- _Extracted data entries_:
━━━━━━━━━━━━━━━━━━━━

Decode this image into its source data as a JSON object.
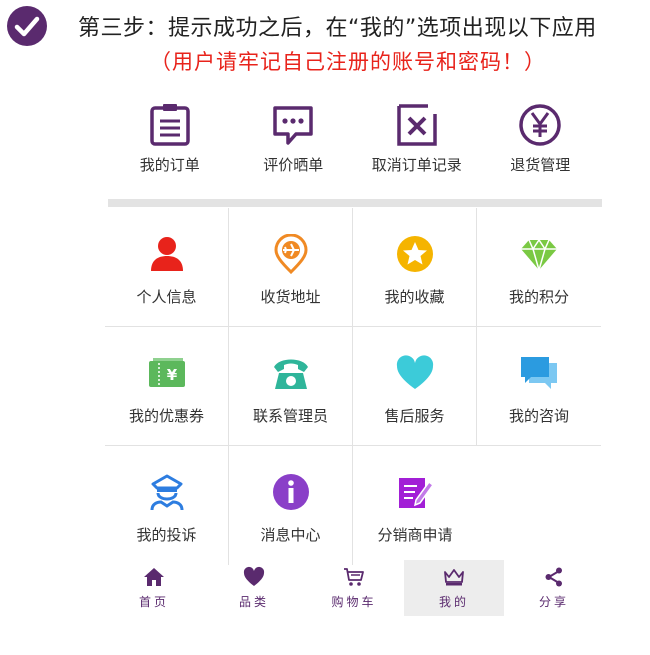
{
  "colors": {
    "brand": "#5a2a6e",
    "note_red": "#e8231b",
    "divider": "#e3e3e3"
  },
  "header": {
    "step_text": "第三步：提示成功之后，在“我的”选项出现以下应用",
    "note_text": "（用户请牢记自己注册的账号和密码！）"
  },
  "top_menu": [
    {
      "label": "我的订单",
      "icon": "clipboard-list-icon"
    },
    {
      "label": "评价晒单",
      "icon": "chat-bubble-icon"
    },
    {
      "label": "取消订单记录",
      "icon": "cancel-box-icon"
    },
    {
      "label": "退货管理",
      "icon": "yen-circle-icon"
    }
  ],
  "grid": [
    {
      "label": "个人信息",
      "icon": "user-icon",
      "color": "#e8231b"
    },
    {
      "label": "收货地址",
      "icon": "location-pin-plane-icon",
      "color": "#f08a24"
    },
    {
      "label": "我的收藏",
      "icon": "star-circle-icon",
      "color": "#f5b400"
    },
    {
      "label": "我的积分",
      "icon": "diamond-icon",
      "color": "#7ac943"
    },
    {
      "label": "我的优惠券",
      "icon": "coupon-icon",
      "color": "#5cb85c"
    },
    {
      "label": "联系管理员",
      "icon": "telephone-icon",
      "color": "#2fb59a"
    },
    {
      "label": "售后服务",
      "icon": "heart-icon",
      "color": "#3ccbd9"
    },
    {
      "label": "我的咨询",
      "icon": "chat-bubbles-icon",
      "color": "#2b9be0"
    },
    {
      "label": "我的投诉",
      "icon": "police-officer-icon",
      "color": "#2d7de0"
    },
    {
      "label": "消息中心",
      "icon": "info-circle-icon",
      "color": "#8a3fc8"
    },
    {
      "label": "分销商申请",
      "icon": "edit-form-icon",
      "color": "#a21fd6"
    }
  ],
  "tabbar": [
    {
      "label": "首页",
      "icon": "home-icon",
      "active": false
    },
    {
      "label": "品类",
      "icon": "heart-icon",
      "active": false
    },
    {
      "label": "购物车",
      "icon": "cart-icon",
      "active": false
    },
    {
      "label": "我的",
      "icon": "crown-icon",
      "active": true
    },
    {
      "label": "分享",
      "icon": "share-icon",
      "active": false
    }
  ]
}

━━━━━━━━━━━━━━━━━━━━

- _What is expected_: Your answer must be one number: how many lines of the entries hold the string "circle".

- _Written reply_: 3